BEGIN
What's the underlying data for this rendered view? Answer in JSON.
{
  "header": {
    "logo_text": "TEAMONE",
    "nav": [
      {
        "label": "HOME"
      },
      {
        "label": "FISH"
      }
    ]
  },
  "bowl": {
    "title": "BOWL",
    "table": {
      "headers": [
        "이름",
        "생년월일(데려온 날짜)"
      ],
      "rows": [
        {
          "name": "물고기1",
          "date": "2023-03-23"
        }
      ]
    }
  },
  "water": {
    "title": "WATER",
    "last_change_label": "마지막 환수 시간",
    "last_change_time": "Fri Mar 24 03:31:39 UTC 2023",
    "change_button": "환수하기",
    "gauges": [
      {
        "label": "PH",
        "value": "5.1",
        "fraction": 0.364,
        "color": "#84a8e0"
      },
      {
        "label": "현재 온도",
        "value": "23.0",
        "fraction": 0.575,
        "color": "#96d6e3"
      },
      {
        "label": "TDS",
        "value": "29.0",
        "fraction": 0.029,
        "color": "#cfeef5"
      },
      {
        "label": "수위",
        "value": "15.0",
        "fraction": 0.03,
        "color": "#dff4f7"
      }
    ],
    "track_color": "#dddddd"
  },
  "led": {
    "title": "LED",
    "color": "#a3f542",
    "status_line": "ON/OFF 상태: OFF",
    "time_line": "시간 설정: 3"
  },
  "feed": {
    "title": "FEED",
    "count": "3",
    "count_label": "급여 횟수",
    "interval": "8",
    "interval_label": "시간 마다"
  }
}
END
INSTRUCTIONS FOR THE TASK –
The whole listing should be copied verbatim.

TASK SOLUTION –
What's the underlying data for this rendered view? Answer in JSON.
{
  "header": {
    "logo_text": "TEAMONE",
    "nav": [
      {
        "label": "HOME"
      },
      {
        "label": "FISH"
      }
    ]
  },
  "bowl": {
    "title": "BOWL",
    "table": {
      "headers": [
        "이름",
        "생년월일(데려온 날짜)"
      ],
      "rows": [
        {
          "name": "물고기1",
          "date": "2023-03-23"
        }
      ]
    }
  },
  "water": {
    "title": "WATER",
    "last_change_label": "마지막 환수 시간",
    "last_change_time": "Fri Mar 24 03:31:39 UTC 2023",
    "change_button": "환수하기",
    "gauges": [
      {
        "label": "PH",
        "value": "5.1",
        "fraction": 0.364,
        "color": "#84a8e0"
      },
      {
        "label": "현재 온도",
        "value": "23.0",
        "fraction": 0.575,
        "color": "#96d6e3"
      },
      {
        "label": "TDS",
        "value": "29.0",
        "fraction": 0.029,
        "color": "#cfeef5"
      },
      {
        "label": "수위",
        "value": "15.0",
        "fraction": 0.03,
        "color": "#dff4f7"
      }
    ],
    "track_color": "#dddddd"
  },
  "led": {
    "title": "LED",
    "color": "#a3f542",
    "status_line": "ON/OFF 상태: OFF",
    "time_line": "시간 설정: 3"
  },
  "feed": {
    "title": "FEED",
    "count": "3",
    "count_label": "급여 횟수",
    "interval": "8",
    "interval_label": "시간 마다"
  }
}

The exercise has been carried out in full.